[Entries from a dataset of interfaces]
────────
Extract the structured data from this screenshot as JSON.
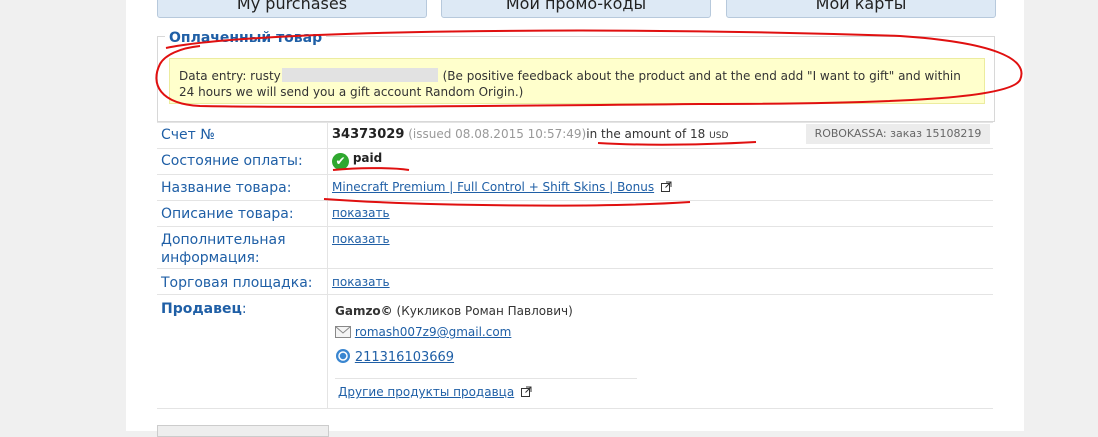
{
  "tabs": [
    "My purchases",
    "Мои промо-коды",
    "Мои карты"
  ],
  "purchase": {
    "section_title": "Оплаченный товар",
    "note_prefix": "Data entry: rusty",
    "note_text": "(Be positive feedback about the product and at the end add \"I want to gift\" and within 24 hours we will send you a gift account Random Origin.)"
  },
  "invoice": {
    "label": "Счет №",
    "number": "34373029",
    "issued": "(issued 08.08.2015 10:57:49)",
    "amount_prefix": "in the amount of",
    "amount": "18",
    "currency": "USD",
    "robokassa": "ROBOKASSA: заказ 15108219"
  },
  "payment": {
    "label": "Состояние оплаты:",
    "status": "paid"
  },
  "product": {
    "label": "Название товара:",
    "name": "Minecraft Premium | Full Control + Shift Skins | Bonus"
  },
  "description": {
    "label": "Описание товара:",
    "link": "показать"
  },
  "additional": {
    "label_line1": "Дополнительная",
    "label_line2": "информация:",
    "link": "показать"
  },
  "marketplace": {
    "label": "Торговая площадка:",
    "link": "показать"
  },
  "seller": {
    "label": "Продавец",
    "colon": ":",
    "nick": "Gamzo©",
    "full_name": "(Кукликов Роман Павлович)",
    "email": "romash007z9@gmail.com",
    "wmid": "211316103669",
    "other_products": "Другие продукты продавца"
  },
  "colors": {
    "link": "#1f5fa6",
    "note_bg": "#ffffcc",
    "paid_green": "#2fa82f",
    "annotation_red": "#e01010"
  }
}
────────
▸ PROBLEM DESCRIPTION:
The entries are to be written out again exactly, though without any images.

▸ YOUR RESPONSE:
Extract the structured data from this screenshot as JSON.
{
  "tabs": [
    "My purchases",
    "Мои промо-коды",
    "Мои карты"
  ],
  "purchase": {
    "section_title": "Оплаченный товар",
    "note_prefix": "Data entry: rusty",
    "note_text": "(Be positive feedback about the product and at the end add \"I want to gift\" and within 24 hours we will send you a gift account Random Origin.)"
  },
  "invoice": {
    "label": "Счет №",
    "number": "34373029",
    "issued": "(issued 08.08.2015 10:57:49)",
    "amount_prefix": "in the amount of",
    "amount": "18",
    "currency": "USD",
    "robokassa": "ROBOKASSA: заказ 15108219"
  },
  "payment": {
    "label": "Состояние оплаты:",
    "status": "paid"
  },
  "product": {
    "label": "Название товара:",
    "name": "Minecraft Premium | Full Control + Shift Skins | Bonus"
  },
  "description": {
    "label": "Описание товара:",
    "link": "показать"
  },
  "additional": {
    "label_line1": "Дополнительная",
    "label_line2": "информация:",
    "link": "показать"
  },
  "marketplace": {
    "label": "Торговая площадка:",
    "link": "показать"
  },
  "seller": {
    "label": "Продавец",
    "colon": ":",
    "nick": "Gamzo©",
    "full_name": "(Кукликов Роман Павлович)",
    "email": "romash007z9@gmail.com",
    "wmid": "211316103669",
    "other_products": "Другие продукты продавца"
  },
  "colors": {
    "link": "#1f5fa6",
    "note_bg": "#ffffcc",
    "paid_green": "#2fa82f",
    "annotation_red": "#e01010"
  }
}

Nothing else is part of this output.